Turkey’s leading aerospace firm and drone maker, Baykar, has revealed plans for a satellite constellation that will be launched by 2025; ‘space tugs’ that can move around other satellites and has hinted at an advanced version of the Kizilelma unmanned combat aerial vehicle (UCAV).
A space program accords the last attribute Turkey needs to be recognized as a significant aerospace and defense power that has launched a variety of indigenously developed land, air, and naval platforms.
The latest revelations were made by Baykar Technologies’ Chief Technology Officer (CTO) Selçuk Bayraktar at the Take Off Entrepreneurship Summit in Istanbul, held under the aegis of the Turkish Ministry of Industry and Technology.
The world-famous drone engineer, also a household name in Turkey, laid out the company’s vision amid a new defense technological landscape thrown up by current wars.
The country has launched a series of UAVs like the TB-2 Bayraktar used in the Ukraine war; its subsequent TB-3 version; the Akinci UCAV; the Kizilelma UCAV that is envisaged as a loyal wingman; the Turkish Aerospace Industries (TAI) Anka-3 UAV; the TAI-FX fifth-generation fighter; the single-engine, tandem-seat supersonic TAI Hürjet advanced jet trainer; and the TGC Anadolu amphibious assault ship intended to be used as a UCAV carrier.
This includes other tactical land platforms, anti-air, land, and sea missile systems, and smaller defense electronics and accessories from other defense majors like Aselsan, Roketsan, TUBITAK-Sage, and Otokar.
Turkey’s Maiden Space Program
“We are foreseeing the future and preparing for the race of that future from today,” Bayraktar said.
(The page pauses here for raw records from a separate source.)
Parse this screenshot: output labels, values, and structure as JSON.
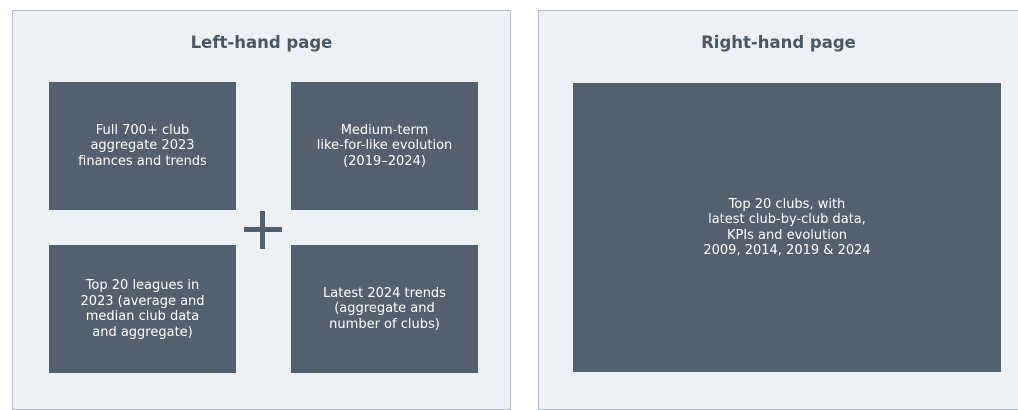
{
  "left_page": {
    "title": "Left-hand page",
    "boxes": [
      "Full 700+ club\naggregate 2023\nfinances and trends",
      "Medium-term\nlike-for-like evolution\n(2019–2024)",
      "Top 20 leagues in\n2023 (average and\nmedian club data\nand aggregate)",
      "Latest 2024 trends\n(aggregate and\nnumber of clubs)"
    ]
  },
  "right_page": {
    "title": "Right-hand page",
    "box": "Top 20 clubs, with\nlatest club-by-club data,\nKPIs and evolution\n2009, 2014, 2019 & 2024"
  },
  "colors": {
    "panel_bg": "#edf0f4",
    "box_bg": "#526070",
    "title_text": "#4a5766"
  }
}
He also pointed to the country reducing its defense import dependency by “85 percent” from 18 years ago, owing to a decades-long effort by its government and private industry.
Bayraktar then touched upon Low Earth Orbit (LEO) satellites and, without directly mentioning their military use, said they are “not going where the world is going.” “The world is deploying Starlink at 500-600 kilometers. They are launching thousands of satellites. We’re going a bit further. Our principle is not to go where everyone else is going but to be somewhat different. You can see this in the designs of our UAVs,” Bayraktar said.
He revealed Ankara’s interest in ‘space tugs’ (or Orbit Transfer Vehicles), which can relocate and shift satellites from various orbits and distances as needed. Whether Turkey wants to develop this capability for its future satellites or offer it commercially to other countries’ spacecraft is unknown. However, given the high participation of the Turkish defense sector in the international arms market, the possibility of Baykar desiring to carve a niche for itself in orbital logistics cannot be denied.
“Hopefully, by 2025, we will have sent our first satellite into space. As a private company, we will have designed this satellite and worked on global navigation systems and specialized communication applications. Again, we are working on orbit transfer vehicles in space technologies in this field,” Bayraktar said.
Drone Power Plus Space Capabilities
Much information about the Turkish satellites is still unknown – whether they would avail commercial launch services from other countries’ private companies or develop their launch vehicles. But it is the overlap between the future satellite program and Turkish UAVs that Bayraktar does not suggest but would undoubtedly benefit its drones that are fascinating.
Bayraktar said that regarding satellites, the Turkish “principle is not to go where everyone else is going (which) can be seen in the designs of our UAVs.” Having satellites is generally a highly beneficial capability for military purposes. But for an emerging drone power, all the more, since it accords the unmanned systems more excellent range and control options.
This will not be lost on Turkish planners. They will have envisioned integrating their drone fleet with space cover. These were once some of the early spacecraft that demonstrated reliable capability in imaging, reconnaissance, tracking, communications, and positioning-navigation/satellite navigation (PNT/SATNAV).
He did say the first satellite’s purpose is for “global navigation systems and specialized communication applications.” This statement implies the “specialized” nature of the first satellites’ navigation and communication services must have a significant military orientation.
The operationalization of the Kizilelma UCAV and its subsequent serial production variants may align with the larger satellite constellation coming online. These can provide the drones with more accurate targeting information and redundancy in remote control while also providing targeting data to its beyond visual range (BVR) Gokdogan missile or its short-range Tayfun ballistic missile.